Weeds can compete with kidney bean plants for nutrients and water. Regularly inspect the planting area and remove any weeds that may emerge. Mulching can significantly reduce weed growth, but manual weeding may still be necessary to keep the area weed-free.
When watering kidney beans, it is important to provide consistent moisture without overwatering. Consider using drip irrigation or soaker hoses to deliver water directly to the base of the plants, minimizing moisture on the foliage. Water in the morning to allow the leaves to dry before nighttime, reducing the risk of fungal diseases.
Recognizing Nutrient Deficiencies:
Keep an eye out for signs of nutrient deficiencies in kidney bean plants. Yellowing leaves may indicate a lack of nitrogen, while stunted growth or yellowing between the leaf veins may indicate a deficiency in iron or magnesium. Conduct a soil test to identify nutrient imbalances and amend the soil accordingly.
If you are using heirloom kidney bean varieties, you can save seeds for future planting. Allow some pods to fully mature and dry on the plant. Once dry, remove the seeds from the pods, store them in a cool, dry place, and label them properly for future use.
Experimenting with Varieties:
Don’t be afraid to try different kidney bean varieties to discover which ones thrive in your specific growing conditions.
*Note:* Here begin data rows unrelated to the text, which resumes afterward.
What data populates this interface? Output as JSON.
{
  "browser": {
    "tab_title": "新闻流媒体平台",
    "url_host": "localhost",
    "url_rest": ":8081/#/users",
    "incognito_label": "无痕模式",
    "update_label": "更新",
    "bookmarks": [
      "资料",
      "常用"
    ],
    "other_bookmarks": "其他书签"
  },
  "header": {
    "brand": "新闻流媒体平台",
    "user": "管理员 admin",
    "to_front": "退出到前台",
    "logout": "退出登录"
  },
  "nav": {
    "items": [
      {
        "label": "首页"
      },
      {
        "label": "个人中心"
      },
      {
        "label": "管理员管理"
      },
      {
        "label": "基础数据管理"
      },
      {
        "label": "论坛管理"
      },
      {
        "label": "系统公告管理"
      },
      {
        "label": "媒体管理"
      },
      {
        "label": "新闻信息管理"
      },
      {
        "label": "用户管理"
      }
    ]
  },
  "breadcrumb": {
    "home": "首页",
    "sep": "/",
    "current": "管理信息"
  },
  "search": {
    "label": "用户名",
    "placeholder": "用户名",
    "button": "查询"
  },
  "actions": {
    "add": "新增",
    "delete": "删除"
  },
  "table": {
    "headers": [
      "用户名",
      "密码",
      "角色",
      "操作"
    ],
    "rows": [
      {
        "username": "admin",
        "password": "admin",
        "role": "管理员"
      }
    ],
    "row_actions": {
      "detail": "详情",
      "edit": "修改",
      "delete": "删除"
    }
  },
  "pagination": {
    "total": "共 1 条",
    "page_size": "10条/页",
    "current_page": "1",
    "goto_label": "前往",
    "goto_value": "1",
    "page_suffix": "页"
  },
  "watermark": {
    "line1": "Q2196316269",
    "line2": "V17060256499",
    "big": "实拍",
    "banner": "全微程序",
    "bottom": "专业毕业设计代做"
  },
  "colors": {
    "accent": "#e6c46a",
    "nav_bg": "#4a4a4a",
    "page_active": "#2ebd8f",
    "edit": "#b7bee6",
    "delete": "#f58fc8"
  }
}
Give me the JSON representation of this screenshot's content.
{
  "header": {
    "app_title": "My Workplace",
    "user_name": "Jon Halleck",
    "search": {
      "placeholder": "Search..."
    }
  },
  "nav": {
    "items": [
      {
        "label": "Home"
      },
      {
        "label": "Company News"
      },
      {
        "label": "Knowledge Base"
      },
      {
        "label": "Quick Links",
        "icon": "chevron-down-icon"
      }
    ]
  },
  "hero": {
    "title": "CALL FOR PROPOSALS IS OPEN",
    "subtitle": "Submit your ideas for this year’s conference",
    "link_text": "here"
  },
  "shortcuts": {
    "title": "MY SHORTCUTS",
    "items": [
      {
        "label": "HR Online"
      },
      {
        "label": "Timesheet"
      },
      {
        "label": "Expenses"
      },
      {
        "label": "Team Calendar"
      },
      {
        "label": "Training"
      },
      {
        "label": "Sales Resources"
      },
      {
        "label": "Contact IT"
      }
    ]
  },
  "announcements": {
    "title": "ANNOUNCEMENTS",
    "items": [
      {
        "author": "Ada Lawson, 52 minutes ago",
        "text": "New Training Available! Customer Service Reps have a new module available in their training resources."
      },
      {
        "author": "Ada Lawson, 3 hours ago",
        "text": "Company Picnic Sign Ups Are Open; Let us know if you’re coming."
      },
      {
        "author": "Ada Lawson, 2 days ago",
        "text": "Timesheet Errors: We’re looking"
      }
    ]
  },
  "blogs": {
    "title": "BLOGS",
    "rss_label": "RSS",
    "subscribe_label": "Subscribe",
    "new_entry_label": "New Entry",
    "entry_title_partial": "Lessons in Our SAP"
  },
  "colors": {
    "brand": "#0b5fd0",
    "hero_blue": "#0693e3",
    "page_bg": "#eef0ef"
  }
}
Explore various colors, sizes, and flavors to add diversity to your garden and culinary creations.
Utilizing Harvested Plants:
After harvesting the mature kidney beans, you can still make use of the rest of the plant. Incorporate the bean stalks and leaves into your compost pile to enrich your soil for future plantings. Avoid composting any diseased plant material to prevent the spread of pathogens.
Growing Kidney Beans in Containers:
If you have limited garden space or prefer container gardening, kidney beans can be grown in pots or containers. Choose compact bush varieties suitable for container growth and provide adequate support for pole bean varieties. Ensure the containers have sufficient drainage holes and use a well-draining potting mix.
Enjoying Kidney Beans:
Once you have successfully grown and harvested your kidney beans, enjoy the fruits of your labor in a variety of culinary dishes. Kidney beans are commonly used in stews, soups, salads, and vegetarian dishes, providing a delicious and nutritious addition to your meals.
Growing kidney beans can be a fulfilling experience that rewards you with a bountiful harvest of nutritious legumes. By following the steps outlined in this guide, from selecting the right variety to providing optimal growing conditions, you can successfully cultivate kidney beans in your garden. Remember to monitor for pests and diseases, provide support structures for pole beans, and harvest the beans at the right time for the best flavor and texture. Enjoy the process of growing kidney beans and reap the benefits of this versatile and nutrient-rich crop.